Exercise aim:
Take every line from the listing below that includes "highlighted" and copy it.

Information supplied:
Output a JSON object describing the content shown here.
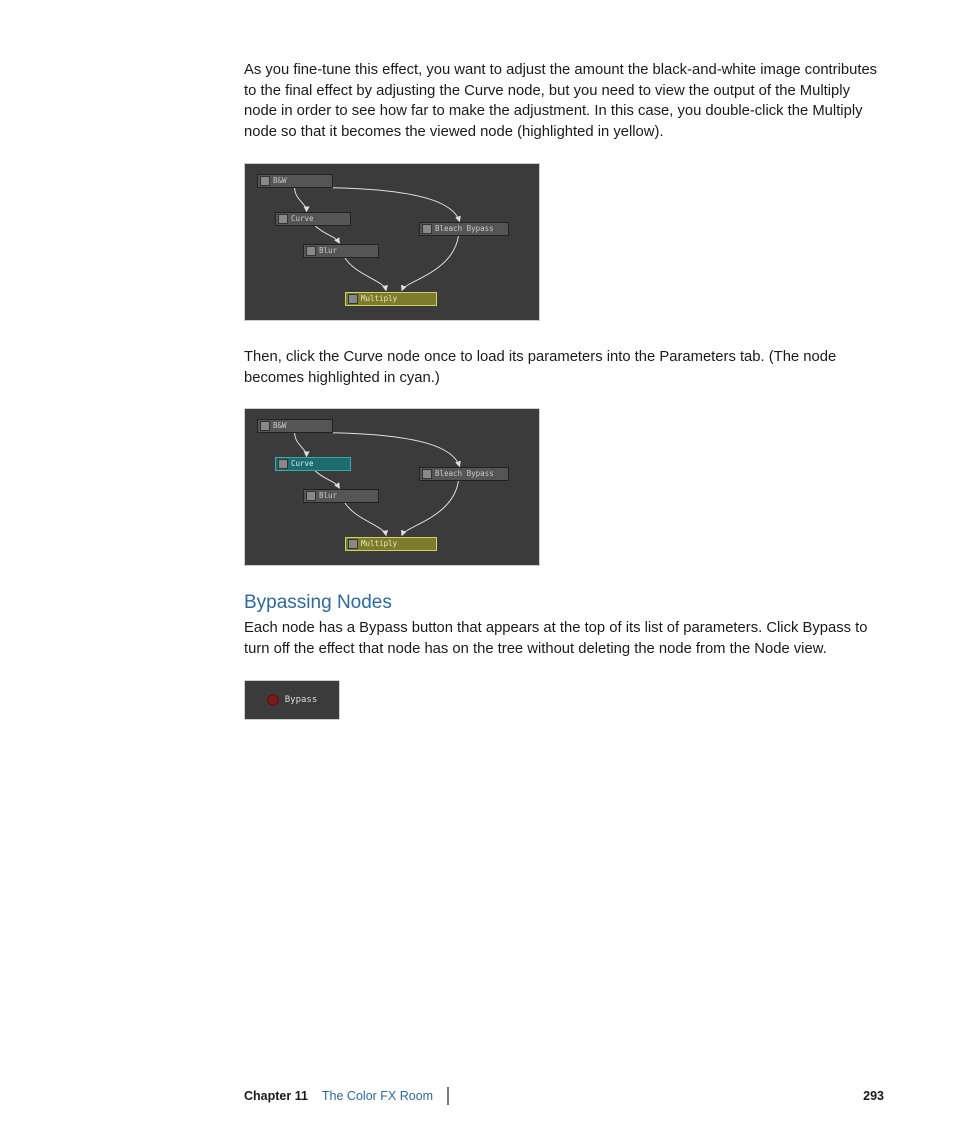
{
  "para1": "As you fine-tune this effect, you want to adjust the amount the black-and-white image contributes to the final effect by adjusting the Curve node, but you need to view the output of the Multiply node in order to see how far to make the adjustment. In this case, you double-click the Multiply node so that it becomes the viewed node (highlighted in yellow).",
  "para2": "Then, click the Curve node once to load its parameters into the Parameters tab. (The node becomes highlighted in cyan.)",
  "heading1": "Bypassing Nodes",
  "para3": "Each node has a Bypass button that appears at the top of its list of parameters. Click Bypass to turn off the effect that node has on the tree without deleting the node from the Node view.",
  "nodes": {
    "bw": "B&W",
    "curve": "Curve",
    "blur": "Blur",
    "bleach": "Bleach Bypass",
    "multiply": "Multiply"
  },
  "bypass": "Bypass",
  "footer": {
    "chapter": "Chapter 11",
    "title": "The Color FX Room",
    "page": "293"
  }
}
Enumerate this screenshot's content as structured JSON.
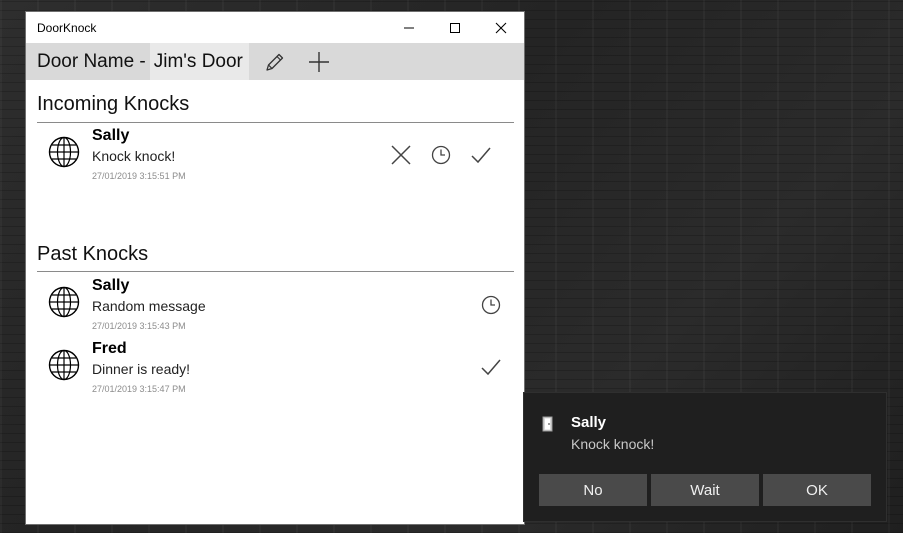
{
  "window": {
    "title": "DoorKnock"
  },
  "toolbar": {
    "door_label": "Door Name -",
    "door_name": "Jim's Door",
    "icons": [
      "pencil-icon",
      "plus-icon"
    ]
  },
  "incoming": {
    "heading": "Incoming Knocks",
    "items": [
      {
        "name": "Sally",
        "message": "Knock knock!",
        "time": "27/01/2019 3:15:51 PM",
        "actions": [
          "close-icon",
          "clock-icon",
          "check-icon"
        ]
      }
    ]
  },
  "past": {
    "heading": "Past Knocks",
    "items": [
      {
        "name": "Sally",
        "message": "Random message",
        "time": "27/01/2019 3:15:43 PM",
        "status_icon": "clock-icon"
      },
      {
        "name": "Fred",
        "message": "Dinner is ready!",
        "time": "27/01/2019 3:15:47 PM",
        "status_icon": "check-icon"
      }
    ]
  },
  "toast": {
    "title": "Sally",
    "message": "Knock knock!",
    "buttons": {
      "no": "No",
      "wait": "Wait",
      "ok": "OK"
    },
    "colors": {
      "background": "#1f1f1f",
      "button": "#4a4a4a"
    }
  }
}
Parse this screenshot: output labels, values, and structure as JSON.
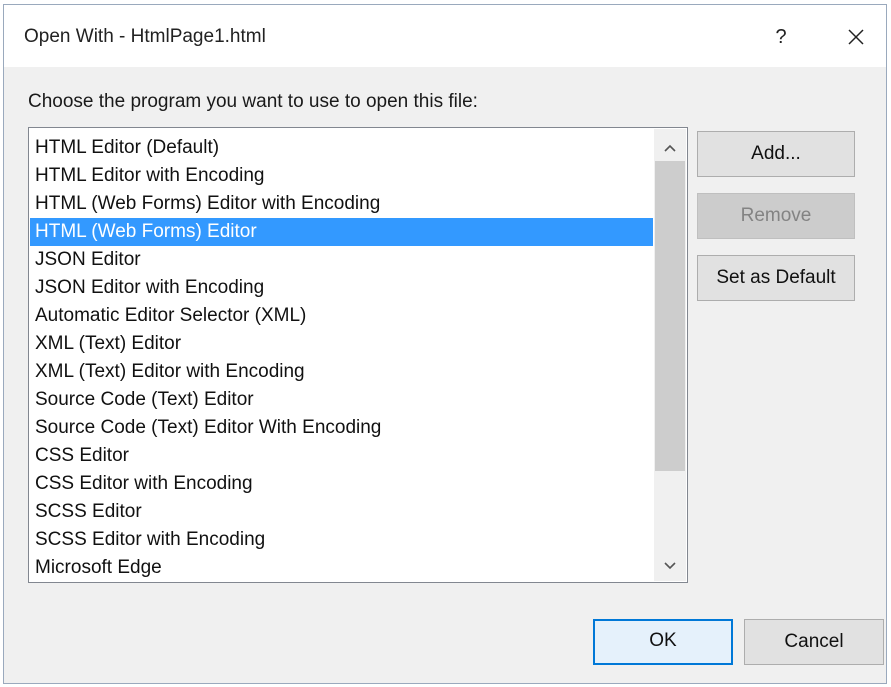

Task result:
  "para1": "As you fine-tune this effect, you want to adjust the amount the black-and-white image contributes to the final effect by adjusting the Curve node, but you need to view the output of the Multiply node in order to see how far to make the adjustment. In this case, you double-click the Multiply node so that it becomes the viewed node (highlighted in yellow).",
  "para2": "Then, click the Curve node once to load its parameters into the Parameters tab. (The node becomes highlighted in cyan.)",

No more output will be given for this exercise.